The task:
Search the material for lines containing the word "this", and copy each one.

Exercise data:
↓↓↓

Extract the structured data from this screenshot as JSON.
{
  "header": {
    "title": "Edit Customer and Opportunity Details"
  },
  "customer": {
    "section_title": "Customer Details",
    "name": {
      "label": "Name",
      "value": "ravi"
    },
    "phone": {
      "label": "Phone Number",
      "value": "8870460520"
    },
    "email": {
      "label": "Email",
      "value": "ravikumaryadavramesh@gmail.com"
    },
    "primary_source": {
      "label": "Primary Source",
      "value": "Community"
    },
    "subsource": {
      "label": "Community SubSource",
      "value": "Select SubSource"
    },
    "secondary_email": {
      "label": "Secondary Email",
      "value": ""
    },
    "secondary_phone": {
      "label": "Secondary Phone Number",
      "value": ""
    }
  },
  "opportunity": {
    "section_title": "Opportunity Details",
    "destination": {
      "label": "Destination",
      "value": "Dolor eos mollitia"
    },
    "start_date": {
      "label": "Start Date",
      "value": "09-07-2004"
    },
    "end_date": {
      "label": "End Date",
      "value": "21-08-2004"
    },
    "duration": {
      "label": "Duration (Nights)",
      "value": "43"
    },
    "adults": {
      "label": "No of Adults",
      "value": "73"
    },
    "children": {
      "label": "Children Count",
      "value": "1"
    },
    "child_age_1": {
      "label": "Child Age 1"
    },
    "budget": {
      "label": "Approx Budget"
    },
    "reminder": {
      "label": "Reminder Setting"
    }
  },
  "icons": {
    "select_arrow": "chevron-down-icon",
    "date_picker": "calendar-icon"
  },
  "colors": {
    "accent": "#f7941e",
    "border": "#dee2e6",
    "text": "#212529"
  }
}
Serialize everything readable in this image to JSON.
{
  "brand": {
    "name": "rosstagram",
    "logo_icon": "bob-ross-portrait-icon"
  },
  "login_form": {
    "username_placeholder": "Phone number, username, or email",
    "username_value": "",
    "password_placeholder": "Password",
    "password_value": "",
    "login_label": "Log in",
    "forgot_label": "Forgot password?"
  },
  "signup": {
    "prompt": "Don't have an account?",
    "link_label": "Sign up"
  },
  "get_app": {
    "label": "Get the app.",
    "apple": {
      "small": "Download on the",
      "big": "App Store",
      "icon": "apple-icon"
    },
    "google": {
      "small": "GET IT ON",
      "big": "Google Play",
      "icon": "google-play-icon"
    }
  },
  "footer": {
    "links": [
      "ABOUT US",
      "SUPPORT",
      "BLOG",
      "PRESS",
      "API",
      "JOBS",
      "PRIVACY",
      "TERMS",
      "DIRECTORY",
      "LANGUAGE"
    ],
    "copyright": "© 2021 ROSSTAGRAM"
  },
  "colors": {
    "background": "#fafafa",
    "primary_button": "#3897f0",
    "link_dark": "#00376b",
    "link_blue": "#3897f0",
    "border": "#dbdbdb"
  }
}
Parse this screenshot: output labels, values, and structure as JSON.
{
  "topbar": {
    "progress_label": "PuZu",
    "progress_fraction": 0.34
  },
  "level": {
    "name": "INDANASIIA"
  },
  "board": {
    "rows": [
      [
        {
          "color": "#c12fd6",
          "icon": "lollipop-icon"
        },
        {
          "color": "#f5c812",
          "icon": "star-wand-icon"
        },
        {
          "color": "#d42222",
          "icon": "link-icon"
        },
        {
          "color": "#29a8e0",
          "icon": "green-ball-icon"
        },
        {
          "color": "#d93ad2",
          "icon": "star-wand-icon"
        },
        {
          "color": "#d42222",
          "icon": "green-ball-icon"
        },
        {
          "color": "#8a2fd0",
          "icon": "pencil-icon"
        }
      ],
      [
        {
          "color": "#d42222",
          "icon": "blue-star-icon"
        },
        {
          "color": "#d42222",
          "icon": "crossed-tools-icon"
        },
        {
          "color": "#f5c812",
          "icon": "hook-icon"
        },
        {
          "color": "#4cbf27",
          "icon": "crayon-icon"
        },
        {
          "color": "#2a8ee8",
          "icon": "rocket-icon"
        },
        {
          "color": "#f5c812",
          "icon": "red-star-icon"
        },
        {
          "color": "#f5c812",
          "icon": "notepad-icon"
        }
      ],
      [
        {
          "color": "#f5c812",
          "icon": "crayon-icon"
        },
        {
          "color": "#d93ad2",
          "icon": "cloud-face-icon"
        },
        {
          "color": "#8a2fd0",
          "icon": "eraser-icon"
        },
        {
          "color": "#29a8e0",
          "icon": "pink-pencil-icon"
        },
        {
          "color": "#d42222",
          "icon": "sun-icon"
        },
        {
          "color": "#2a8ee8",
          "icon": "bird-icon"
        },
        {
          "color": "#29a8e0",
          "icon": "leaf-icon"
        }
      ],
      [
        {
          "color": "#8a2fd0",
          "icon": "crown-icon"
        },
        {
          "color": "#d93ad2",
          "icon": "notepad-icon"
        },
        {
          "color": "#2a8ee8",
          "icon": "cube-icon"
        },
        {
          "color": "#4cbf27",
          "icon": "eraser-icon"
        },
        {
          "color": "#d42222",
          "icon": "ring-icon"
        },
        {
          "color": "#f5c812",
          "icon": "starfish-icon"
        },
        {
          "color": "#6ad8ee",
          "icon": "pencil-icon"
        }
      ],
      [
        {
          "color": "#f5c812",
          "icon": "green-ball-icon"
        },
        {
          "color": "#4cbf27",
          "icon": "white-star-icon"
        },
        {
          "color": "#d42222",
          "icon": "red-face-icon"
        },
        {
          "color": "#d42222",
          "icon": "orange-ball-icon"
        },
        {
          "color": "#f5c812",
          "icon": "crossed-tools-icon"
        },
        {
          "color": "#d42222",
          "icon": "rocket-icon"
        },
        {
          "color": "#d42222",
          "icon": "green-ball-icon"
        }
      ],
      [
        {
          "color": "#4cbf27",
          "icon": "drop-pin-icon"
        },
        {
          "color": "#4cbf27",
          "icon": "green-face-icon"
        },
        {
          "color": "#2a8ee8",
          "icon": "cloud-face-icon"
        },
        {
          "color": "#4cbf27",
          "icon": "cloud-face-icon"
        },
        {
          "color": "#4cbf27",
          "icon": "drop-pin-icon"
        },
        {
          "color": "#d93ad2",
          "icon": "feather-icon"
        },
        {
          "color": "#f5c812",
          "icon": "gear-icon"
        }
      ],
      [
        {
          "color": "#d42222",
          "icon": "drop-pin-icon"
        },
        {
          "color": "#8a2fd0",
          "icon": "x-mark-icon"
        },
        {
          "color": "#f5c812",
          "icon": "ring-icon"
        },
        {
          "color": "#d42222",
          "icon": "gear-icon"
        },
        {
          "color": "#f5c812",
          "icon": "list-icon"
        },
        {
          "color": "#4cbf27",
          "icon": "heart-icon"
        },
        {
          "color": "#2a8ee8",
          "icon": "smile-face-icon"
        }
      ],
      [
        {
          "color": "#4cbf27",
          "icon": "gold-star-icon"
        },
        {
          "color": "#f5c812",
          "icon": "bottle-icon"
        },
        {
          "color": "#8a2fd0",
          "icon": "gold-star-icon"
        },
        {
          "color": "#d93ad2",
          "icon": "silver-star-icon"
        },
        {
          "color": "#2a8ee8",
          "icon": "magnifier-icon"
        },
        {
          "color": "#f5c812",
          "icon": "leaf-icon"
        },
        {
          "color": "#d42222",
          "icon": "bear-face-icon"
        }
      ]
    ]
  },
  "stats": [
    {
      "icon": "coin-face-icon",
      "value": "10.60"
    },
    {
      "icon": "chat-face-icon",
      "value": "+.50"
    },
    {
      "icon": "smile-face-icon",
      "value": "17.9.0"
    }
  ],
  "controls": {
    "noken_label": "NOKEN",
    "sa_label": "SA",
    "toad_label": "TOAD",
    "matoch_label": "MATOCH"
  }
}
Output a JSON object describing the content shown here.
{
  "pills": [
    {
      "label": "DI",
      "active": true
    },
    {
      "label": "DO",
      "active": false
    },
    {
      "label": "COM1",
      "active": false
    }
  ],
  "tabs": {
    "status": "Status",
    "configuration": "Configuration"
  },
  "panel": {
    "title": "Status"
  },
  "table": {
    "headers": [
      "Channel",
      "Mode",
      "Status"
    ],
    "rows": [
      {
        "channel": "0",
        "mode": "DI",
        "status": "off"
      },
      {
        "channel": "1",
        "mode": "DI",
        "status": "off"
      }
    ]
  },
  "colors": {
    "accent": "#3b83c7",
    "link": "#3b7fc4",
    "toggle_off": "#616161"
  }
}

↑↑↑

Exercise output:
Extract the structured data from this screenshot as JSON.
Serialize everything readable in this image to JSON.
Parse this screenshot: output labels, values, and structure as JSON.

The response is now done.